My mother emailed this to me, I presume, as something that seemed amusing:
Ever walk into a room with some purpose in mind, only to completely forget what that purpose was?
Turns out, doors themselves are to blame for these strange memory lapses.
Psychologists at the University of Notre Dame have discovered that passing through a doorway triggers what’s known as an event boundary in the mind, separating one set of thoughts and memories from the next.
Your brain files away the thoughts you had in the previous room and prepares a blank slate for the new locale.
So it’s not aging, or senility, or old age, it’s the damn door!
Thank goodness for scientific studies like this!
My mother thought this was amusing, but there is actually some truth in it, which nicely fits into the jigsaw puzzle with what we know now about memory, sight/vision and the ‘power’ of narratives (especially ones with have chapters with beginnings and ends).
I have always wondered about ‘chapters’ and books – as an analogy of walking from one room to another, with the ‘expectation’ that there will either be continuity or thematic continuity, if the rooms are in the same house, for example.
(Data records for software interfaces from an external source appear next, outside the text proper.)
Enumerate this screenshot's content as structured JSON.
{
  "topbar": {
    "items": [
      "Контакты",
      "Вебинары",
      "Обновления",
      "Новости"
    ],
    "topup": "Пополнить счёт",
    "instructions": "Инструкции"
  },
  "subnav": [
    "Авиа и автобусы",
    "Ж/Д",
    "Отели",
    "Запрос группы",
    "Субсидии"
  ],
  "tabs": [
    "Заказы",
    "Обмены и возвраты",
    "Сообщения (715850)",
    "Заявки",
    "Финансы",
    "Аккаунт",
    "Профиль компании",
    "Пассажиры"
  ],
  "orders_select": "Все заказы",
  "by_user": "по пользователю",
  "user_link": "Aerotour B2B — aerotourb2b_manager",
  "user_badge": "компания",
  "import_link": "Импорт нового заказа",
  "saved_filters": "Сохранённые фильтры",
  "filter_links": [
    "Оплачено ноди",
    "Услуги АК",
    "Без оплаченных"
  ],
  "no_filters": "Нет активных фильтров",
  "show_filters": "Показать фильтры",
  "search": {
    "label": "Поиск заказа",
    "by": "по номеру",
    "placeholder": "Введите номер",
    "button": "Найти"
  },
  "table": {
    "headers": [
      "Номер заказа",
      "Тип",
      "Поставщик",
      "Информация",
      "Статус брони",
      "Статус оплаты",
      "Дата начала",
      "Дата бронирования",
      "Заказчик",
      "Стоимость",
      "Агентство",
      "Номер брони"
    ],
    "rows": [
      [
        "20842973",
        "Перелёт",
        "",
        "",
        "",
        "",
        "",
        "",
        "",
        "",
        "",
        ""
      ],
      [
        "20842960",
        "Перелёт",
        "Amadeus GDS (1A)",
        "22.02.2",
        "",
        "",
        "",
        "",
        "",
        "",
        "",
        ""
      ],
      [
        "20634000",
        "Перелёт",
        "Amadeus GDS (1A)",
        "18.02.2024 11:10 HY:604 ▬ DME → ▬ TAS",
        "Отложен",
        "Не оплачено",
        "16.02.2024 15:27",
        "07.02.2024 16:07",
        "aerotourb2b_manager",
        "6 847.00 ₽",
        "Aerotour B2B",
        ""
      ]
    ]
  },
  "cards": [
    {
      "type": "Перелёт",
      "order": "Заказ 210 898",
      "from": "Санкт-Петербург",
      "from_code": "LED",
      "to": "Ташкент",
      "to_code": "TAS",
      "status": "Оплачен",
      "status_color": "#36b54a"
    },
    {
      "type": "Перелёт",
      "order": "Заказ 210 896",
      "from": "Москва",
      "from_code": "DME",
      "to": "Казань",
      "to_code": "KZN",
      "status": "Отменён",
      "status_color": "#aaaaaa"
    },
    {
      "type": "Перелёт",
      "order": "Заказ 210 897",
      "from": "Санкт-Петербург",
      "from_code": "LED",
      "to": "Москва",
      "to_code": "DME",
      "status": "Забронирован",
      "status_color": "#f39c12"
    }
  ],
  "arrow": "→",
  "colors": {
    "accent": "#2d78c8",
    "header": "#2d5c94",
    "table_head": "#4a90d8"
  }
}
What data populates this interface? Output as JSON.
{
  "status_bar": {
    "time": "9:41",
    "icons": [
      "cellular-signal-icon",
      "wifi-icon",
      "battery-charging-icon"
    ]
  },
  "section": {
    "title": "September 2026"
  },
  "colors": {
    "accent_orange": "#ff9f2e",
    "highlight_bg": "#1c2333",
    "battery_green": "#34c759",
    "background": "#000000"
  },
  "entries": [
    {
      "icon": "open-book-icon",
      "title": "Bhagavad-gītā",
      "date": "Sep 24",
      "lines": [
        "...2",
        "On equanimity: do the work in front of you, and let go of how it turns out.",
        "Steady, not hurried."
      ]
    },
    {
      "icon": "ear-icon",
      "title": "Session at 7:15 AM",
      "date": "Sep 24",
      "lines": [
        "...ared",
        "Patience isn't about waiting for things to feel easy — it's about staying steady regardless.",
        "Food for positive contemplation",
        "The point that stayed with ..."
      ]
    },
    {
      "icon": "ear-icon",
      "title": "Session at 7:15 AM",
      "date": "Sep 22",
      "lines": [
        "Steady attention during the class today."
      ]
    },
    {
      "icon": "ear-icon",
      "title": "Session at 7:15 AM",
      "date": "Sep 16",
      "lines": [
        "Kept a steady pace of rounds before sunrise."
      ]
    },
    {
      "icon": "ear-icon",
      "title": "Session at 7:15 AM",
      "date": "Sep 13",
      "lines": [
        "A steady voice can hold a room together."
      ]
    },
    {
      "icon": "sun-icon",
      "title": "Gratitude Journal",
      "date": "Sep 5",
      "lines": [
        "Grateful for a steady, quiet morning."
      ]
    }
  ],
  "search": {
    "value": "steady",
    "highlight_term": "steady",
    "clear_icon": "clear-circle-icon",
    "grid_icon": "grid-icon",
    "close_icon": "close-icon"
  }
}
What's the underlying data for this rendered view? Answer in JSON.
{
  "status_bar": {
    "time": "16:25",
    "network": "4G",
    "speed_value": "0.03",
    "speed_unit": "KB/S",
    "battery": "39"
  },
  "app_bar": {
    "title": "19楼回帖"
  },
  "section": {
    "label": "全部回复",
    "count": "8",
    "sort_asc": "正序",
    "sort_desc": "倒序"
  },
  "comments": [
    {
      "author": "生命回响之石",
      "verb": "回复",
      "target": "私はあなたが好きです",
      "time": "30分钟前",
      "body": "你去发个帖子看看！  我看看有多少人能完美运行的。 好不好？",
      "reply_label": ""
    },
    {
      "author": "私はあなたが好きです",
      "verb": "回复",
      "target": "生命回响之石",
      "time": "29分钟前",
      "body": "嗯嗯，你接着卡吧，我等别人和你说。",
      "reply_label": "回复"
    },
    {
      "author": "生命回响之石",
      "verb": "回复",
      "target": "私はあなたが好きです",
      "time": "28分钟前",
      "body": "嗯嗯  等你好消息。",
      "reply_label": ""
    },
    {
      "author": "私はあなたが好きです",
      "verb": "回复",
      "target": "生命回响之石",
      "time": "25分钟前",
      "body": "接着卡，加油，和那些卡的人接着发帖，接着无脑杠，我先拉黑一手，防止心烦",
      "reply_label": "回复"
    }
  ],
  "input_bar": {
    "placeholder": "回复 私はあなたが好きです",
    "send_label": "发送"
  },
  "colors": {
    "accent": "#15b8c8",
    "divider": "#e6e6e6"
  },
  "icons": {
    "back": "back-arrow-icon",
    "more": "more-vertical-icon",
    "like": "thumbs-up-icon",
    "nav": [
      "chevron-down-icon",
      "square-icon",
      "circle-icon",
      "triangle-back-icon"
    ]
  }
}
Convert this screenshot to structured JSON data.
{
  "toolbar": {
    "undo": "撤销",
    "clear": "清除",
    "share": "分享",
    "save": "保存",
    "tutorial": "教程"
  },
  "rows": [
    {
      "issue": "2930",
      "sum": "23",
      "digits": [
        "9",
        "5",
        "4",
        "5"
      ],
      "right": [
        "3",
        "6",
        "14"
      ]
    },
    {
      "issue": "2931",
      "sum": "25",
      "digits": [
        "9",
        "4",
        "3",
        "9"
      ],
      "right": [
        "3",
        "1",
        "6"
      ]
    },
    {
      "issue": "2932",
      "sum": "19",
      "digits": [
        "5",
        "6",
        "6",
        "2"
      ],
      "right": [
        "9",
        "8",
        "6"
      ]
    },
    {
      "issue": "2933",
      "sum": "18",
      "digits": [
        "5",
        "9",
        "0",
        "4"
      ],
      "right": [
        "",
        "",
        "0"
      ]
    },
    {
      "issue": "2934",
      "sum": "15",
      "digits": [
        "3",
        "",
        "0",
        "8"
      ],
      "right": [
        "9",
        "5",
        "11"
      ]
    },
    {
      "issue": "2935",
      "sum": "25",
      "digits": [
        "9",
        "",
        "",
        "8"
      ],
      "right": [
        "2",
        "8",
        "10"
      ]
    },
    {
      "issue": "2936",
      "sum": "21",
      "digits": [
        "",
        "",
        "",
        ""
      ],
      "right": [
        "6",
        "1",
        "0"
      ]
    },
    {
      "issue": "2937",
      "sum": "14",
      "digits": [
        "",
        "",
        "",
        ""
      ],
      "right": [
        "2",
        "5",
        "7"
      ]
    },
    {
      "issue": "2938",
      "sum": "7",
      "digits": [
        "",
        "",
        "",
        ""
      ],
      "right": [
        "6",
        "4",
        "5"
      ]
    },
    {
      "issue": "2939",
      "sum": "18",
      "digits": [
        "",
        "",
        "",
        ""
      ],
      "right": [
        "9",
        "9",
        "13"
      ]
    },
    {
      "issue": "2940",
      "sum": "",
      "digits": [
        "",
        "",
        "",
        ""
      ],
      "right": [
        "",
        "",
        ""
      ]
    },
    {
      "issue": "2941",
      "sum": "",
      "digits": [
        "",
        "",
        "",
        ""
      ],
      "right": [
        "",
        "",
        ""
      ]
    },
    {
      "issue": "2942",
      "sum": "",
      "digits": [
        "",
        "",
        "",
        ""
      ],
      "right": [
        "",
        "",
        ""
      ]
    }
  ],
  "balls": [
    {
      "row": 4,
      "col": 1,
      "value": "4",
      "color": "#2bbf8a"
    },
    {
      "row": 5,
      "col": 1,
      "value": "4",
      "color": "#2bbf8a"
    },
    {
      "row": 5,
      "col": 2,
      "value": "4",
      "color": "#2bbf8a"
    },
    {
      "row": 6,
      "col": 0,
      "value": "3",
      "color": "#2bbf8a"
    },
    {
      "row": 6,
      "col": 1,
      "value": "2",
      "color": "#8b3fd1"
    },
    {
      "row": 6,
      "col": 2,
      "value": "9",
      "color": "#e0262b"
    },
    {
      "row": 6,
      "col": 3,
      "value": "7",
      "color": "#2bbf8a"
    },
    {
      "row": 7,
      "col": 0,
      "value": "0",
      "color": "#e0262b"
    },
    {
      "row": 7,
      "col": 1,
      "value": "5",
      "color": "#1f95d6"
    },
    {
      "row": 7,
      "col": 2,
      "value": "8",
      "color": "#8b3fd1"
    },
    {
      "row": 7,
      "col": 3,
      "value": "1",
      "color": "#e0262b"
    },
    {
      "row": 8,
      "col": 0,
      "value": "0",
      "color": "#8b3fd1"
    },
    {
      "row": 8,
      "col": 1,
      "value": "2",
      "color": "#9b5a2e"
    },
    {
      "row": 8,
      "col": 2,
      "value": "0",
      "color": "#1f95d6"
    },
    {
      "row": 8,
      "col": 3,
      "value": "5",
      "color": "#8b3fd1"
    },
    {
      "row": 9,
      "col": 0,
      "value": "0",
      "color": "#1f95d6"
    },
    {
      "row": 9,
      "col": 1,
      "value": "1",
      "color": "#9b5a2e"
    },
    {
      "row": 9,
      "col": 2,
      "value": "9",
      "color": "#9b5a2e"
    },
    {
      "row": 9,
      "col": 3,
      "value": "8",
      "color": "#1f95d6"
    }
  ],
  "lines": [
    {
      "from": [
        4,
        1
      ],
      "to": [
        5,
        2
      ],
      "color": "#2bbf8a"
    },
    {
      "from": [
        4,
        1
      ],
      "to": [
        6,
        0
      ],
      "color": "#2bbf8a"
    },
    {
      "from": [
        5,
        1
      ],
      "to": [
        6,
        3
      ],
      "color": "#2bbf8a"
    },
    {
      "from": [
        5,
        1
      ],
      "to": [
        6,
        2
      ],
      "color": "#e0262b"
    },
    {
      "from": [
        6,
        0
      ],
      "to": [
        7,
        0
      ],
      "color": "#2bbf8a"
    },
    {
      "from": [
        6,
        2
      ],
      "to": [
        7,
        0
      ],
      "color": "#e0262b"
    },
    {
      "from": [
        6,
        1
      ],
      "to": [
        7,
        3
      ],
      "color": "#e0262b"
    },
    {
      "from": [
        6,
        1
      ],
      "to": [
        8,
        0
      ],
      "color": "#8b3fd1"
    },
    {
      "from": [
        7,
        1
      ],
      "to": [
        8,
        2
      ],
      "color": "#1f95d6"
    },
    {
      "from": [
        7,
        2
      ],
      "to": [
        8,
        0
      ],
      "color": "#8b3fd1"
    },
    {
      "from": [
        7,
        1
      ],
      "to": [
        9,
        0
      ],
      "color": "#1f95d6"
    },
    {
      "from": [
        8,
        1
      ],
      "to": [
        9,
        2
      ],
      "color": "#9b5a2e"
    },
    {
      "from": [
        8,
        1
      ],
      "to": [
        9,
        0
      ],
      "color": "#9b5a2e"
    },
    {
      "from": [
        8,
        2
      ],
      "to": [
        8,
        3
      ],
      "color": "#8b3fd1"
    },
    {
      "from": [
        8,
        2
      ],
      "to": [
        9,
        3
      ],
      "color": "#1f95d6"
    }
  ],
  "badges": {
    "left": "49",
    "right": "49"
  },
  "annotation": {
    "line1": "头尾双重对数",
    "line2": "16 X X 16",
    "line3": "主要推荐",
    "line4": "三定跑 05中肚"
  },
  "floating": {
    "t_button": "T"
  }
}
From a VERY young age, we (at least, where I went to primary school) were taught about paragraphs with beginnings, middles and ends, and the power of writing that had a very strong first paragraph and last, or first sentence and last in a paragraph – to the point where we were told (my memory of just this example has kicked into gear!) that the paragraph should be able to ‘stand on its own merits’ with only the first and the last sentence, as the middle bits are simply clarification of the latter and former.
I am wondering if the fact that memory is ‘chunked up’ into chapter-like portions, similar to below, naturally, or it is some sort of continually self-reinforcing, pan-cultural, meme – a question of nature v nurture.
Do we chunk our memory because that is the best way of using it (the argument *against* gets stronger, particularly by the Homo Evolutis scientists, who argue that our offspring are changing they way they consume and manage ‘data’ – similarly those who are looking at the Autism and Aspergers’ Syndrome spectrum) or are we ‘taught’ to do this, because it is something that we have always done and it worked for us (note, use of past tense)? Is this meme of ‘memory chunking’ breaking down in transmission capability, because of the demands that modern society is placing on the brain to assimilate more and more data and/or information, at the ‘cost’ of the capability to turn that data and information into knowledge that can be used or applied, through the process of wisdom?
Doing what we always did may not get us what we always got – it may get us extinct!
I find it interesting from the change management perspective, because much of how we seek to engage with people is from the comfortable position that there is commonality in the way we construct memory, vision etc (translating into ‘experience’), when it is likely that the opposite is true and becoming more prevalent. Is the intergenerational divide getting wider, simply because of the way that our grandchildren’s brains are evolving faster than we can change our behaviours and underlying assumptions/values to accommodate? How will we bridge the gap, and are we too busy to do it ourselves, and have to pay a change practitioner to tell us how to do it, and hold our hand while we do (at least at work, anyway)?
My head hurts… time for a glass of wine…